Second, the city never claimed and was never asked to prove that the test was defective and therefore the basis for a claim of disparate impact by the failing African American test-takers crumbles. You simply can’t be permitted to discriminate against one group of people because another group might raise a fuss, albeit a meritless one. (I discuss the analogy to “customer preference” cases here.)
As Stuart Taylor pointed out, the threat of political pressure, not legal liability, seemed to be at the root of the city’s decision:
The panel set aside the anti-discrimination principle on the grounds that New Haven feared (among other things) that promoting the whites “would subject the city to public criticism” and would probably result in a disparate-impact lawsuit by blacks “that, for political reasons, the city did not want to defend.” [Emphasis added.]
Sorry, but “taking heat in the local media” doesn’t amount to the Hobson’s choice of discriminating against Ricci or facing a disparate impact lawsuit.
In a real sense, the case before Sotomayor was not a disparate impact issue at all. Although there was a theoretical one which might have been brought by the failing firefighters, the actual Ricci case was simply about disparate treatment. “You, whites don’t get your promotion because there are too many of you whites.” That is disparate treatment plain and simple. We generally don’t allow that — and certainly not on some theoretical argument that some of people might raise a fuss. After all, plenty of people raised a fuss when southern restaurants had to open their lunch counters to African Americans.

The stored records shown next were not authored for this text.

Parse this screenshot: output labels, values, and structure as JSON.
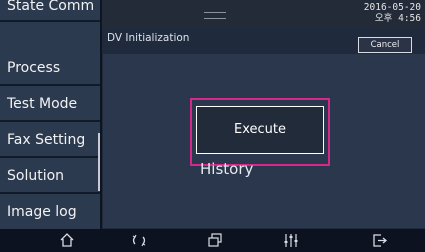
{
  "status_bar": {
    "date": "2016-05-20",
    "time": "오후 4:56"
  },
  "sidebar": {
    "items": [
      {
        "label": "State Comm"
      },
      {
        "label": "Process"
      },
      {
        "label": "Test Mode"
      },
      {
        "label": "Fax Setting"
      },
      {
        "label": "Solution"
      },
      {
        "label": "Image log"
      }
    ]
  },
  "main": {
    "title": "DV Initialization",
    "cancel_label": "Cancel",
    "execute_label": "Execute",
    "history_label": "History"
  },
  "nav": {
    "icons": [
      "home-icon",
      "refresh-icon",
      "windows-icon",
      "settings-sliders-icon",
      "exit-icon"
    ]
  },
  "colors": {
    "highlight": "#d6288a",
    "background": "#1f2a3c",
    "sidebar": "#2c3a50"
  }
}
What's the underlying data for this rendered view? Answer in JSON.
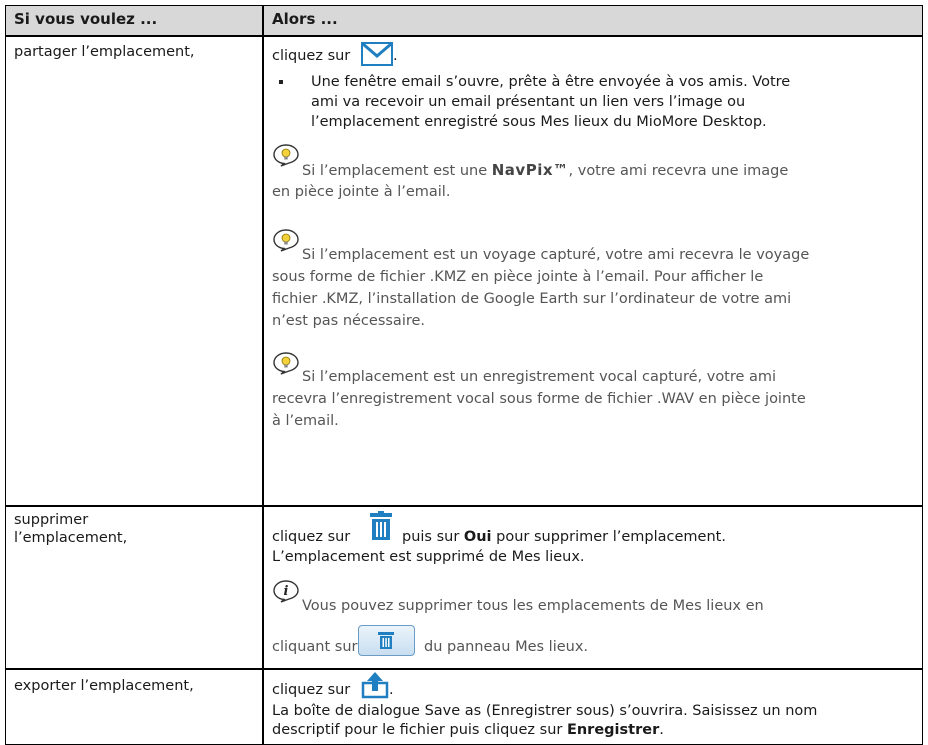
{
  "table": {
    "header": {
      "col1": "Si vous voulez ...",
      "col2": "Alors ..."
    },
    "rows": [
      {
        "action": "partager l’emplacement,",
        "click_prefix": "cliquez sur",
        "click_suffix": ".",
        "bullet_lines": [
          "Une fenêtre email s’ouvre, prête à être envoyée à vos amis. Votre",
          "ami va recevoir un email présentant un lien vers l’image ou",
          "l’emplacement enregistré sous Mes lieux du MioMore Desktop."
        ],
        "tip1_a": "Si l’emplacement est une ",
        "tip1_brand": "NavPix™",
        "tip1_b": ", votre ami recevra une image",
        "tip1_line2": "en pièce jointe à l’email.",
        "tip2_lines": [
          "Si l’emplacement est un voyage capturé, votre ami recevra le voyage",
          "sous forme de fichier .KMZ en pièce jointe à l’email. Pour afficher le",
          "fichier .KMZ, l’installation de Google Earth sur l’ordinateur de votre ami",
          "n’est pas nécessaire."
        ],
        "tip3_lines": [
          "Si l’emplacement est un enregistrement vocal capturé, votre ami",
          "recevra l’enregistrement vocal sous forme de fichier .WAV en pièce jointe",
          "à l’email."
        ],
        "icon": "envelope-icon"
      },
      {
        "action_line1": "supprimer",
        "action_line2": "l’emplacement,",
        "click_prefix": "cliquez sur",
        "click_mid": "puis sur",
        "click_bold": "Oui",
        "click_suffix": "pour supprimer l’emplacement.",
        "line2": "L’emplacement est supprimé de Mes lieux.",
        "info_line1": "Vous pouvez supprimer tous les emplacements de Mes lieux en",
        "info_line2_prefix": "cliquant sur",
        "info_line2_suffix": "du panneau Mes lieux.",
        "icon": "trash-icon"
      },
      {
        "action": "exporter l’emplacement,",
        "click_prefix": "cliquez sur",
        "click_suffix": ".",
        "line2": "La boîte de dialogue Save as (Enregistrer sous) s’ouvrira. Saisissez un nom",
        "line3_prefix": "descriptif pour le fichier puis cliquez sur ",
        "line3_bold": "Enregistrer",
        "line3_suffix": ".",
        "icon": "export-icon"
      }
    ]
  },
  "colors": {
    "header_bg": "#d8d8d8",
    "tip_text": "#555555",
    "icon_blue": "#1f7fc0"
  }
}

The bottom line: it’s hard to fathom what Sotomayor was thinking because she didn’t do what judges are supposed to — explain their legal reasoning. But the half-baked efforts to help her aren’t going to do the trick. She’ll need to convince the Senate that she wasn’t engaging in the sort of race preference/identity politics to which groups she affiliated with for years (e.g. La Raza, PRLDEF) have devoted themselves.